Garmston, R. J., & Wellman, B. M. (1999). The adaptive school: A sourcebook for developing collaborative groups. Christopher-Gordon Publishers, Norwood, MA. 

Graziano, K. J., & Navarrete, L. A. (2012). Co-teaching in a teacher education classroom: Collaboration, compromise, and creativity. Issues in Teacher Education, 21(1), 109-126. 

Gutierez, S. B. (2019). Teacher-practitioner research inquiry and sense making of their reflections on scaffolded collaborative lesson planning experience. Asia-Pacific Science Education, 5. 

Gutierez, S. B., & Kim, H-B. (2017). Becoming teacher-researchers: Teachers’ reflections on collaborative professional development. Educational Research, 59 (4), 444-459. DOI: 10.1080/00131881.2017.1347051 

Harris, A., & Jones, M. (2010). Professional learning communities and system improvement. Improving Schools, 13(2), 172–181. DOI: 10.1177/1365480210376487 

Hawley, W. D., & Valli, L. (1999). The essentials of effective professional development: A new consensus. In L. Darling-Hammond & G. Sykes (Eds.), Teaching as the Learning Profession: Handbook of Policy and Practice (pp. 127-150). San Francisco, CA: Jossey-Bass Inc. 

Hiebert, J, & Stigler, J. W. (2000). A proposal for improving classroom teaching: Lessons from the TIMSS video study. The Elementary School Journal, 101(1), 4-21. DOI: 10.1086/499656 

Lave, J., & Wenger, E. (1991a). Situated learning: Legitimate peripheral participation. Cambridge: Cambridge University Press. 

Loucks-Horsley, S., Harding, C. K., Arbuckle, M. A., Murray, L. B., Dubea, C., & Williams, M. K. (1987). Continuing to learn: A guidebook for teacher development. Andover: The Regional Laboratory for Educational Improvement of the Northeast and Islands. 

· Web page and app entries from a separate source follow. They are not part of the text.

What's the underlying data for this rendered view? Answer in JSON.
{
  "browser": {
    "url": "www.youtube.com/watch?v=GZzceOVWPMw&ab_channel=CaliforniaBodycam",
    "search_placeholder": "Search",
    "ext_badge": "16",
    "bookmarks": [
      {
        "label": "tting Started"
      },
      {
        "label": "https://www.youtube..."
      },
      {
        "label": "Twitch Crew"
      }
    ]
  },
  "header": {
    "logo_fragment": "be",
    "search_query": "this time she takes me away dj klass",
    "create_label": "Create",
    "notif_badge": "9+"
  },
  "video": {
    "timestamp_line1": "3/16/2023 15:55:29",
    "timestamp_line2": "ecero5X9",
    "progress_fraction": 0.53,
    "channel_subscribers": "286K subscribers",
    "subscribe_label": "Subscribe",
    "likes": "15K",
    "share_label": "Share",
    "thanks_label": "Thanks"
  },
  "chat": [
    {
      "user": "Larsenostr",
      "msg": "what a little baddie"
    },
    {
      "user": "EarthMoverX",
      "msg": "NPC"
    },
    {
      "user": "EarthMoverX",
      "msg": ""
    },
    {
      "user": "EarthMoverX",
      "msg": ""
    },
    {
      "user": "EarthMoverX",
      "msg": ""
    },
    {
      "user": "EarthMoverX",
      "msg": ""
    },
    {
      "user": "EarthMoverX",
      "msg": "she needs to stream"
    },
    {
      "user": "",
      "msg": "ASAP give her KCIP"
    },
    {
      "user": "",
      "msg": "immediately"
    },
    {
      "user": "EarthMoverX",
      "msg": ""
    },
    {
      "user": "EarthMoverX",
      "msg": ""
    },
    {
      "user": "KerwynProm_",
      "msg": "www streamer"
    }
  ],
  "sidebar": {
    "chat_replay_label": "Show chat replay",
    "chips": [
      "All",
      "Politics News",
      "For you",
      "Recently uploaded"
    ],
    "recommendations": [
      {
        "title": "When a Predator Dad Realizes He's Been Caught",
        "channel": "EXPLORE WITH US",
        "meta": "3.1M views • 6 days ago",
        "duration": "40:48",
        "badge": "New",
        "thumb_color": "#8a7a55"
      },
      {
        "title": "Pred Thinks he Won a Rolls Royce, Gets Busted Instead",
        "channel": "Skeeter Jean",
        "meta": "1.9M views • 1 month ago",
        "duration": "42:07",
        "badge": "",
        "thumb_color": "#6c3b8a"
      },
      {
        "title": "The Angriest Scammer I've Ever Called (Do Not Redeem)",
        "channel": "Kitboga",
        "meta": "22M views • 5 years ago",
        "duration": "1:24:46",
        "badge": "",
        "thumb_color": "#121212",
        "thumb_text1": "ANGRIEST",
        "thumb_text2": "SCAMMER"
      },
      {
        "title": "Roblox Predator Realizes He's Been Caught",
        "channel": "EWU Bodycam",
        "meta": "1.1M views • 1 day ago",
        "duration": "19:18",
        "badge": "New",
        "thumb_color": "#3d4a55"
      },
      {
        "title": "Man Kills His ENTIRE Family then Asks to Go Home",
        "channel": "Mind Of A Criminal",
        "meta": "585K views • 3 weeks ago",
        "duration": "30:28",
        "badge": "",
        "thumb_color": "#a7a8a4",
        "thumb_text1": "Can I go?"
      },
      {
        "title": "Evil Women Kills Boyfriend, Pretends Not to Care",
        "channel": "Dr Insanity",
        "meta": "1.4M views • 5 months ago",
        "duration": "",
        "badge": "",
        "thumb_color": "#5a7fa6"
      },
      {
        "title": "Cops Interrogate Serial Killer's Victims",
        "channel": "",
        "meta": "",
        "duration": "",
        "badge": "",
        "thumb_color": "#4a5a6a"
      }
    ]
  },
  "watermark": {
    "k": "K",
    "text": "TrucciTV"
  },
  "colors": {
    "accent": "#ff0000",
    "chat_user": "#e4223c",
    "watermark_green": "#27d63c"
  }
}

Saito, & Atencio. (2013). A conceptual discussion of lesson study from a micro-political perspective: Implications for teacher development and pupil learning. Teaching and Teacher Education, 31, 87-95. DOI: 10.1016/j.tate.2013.01.001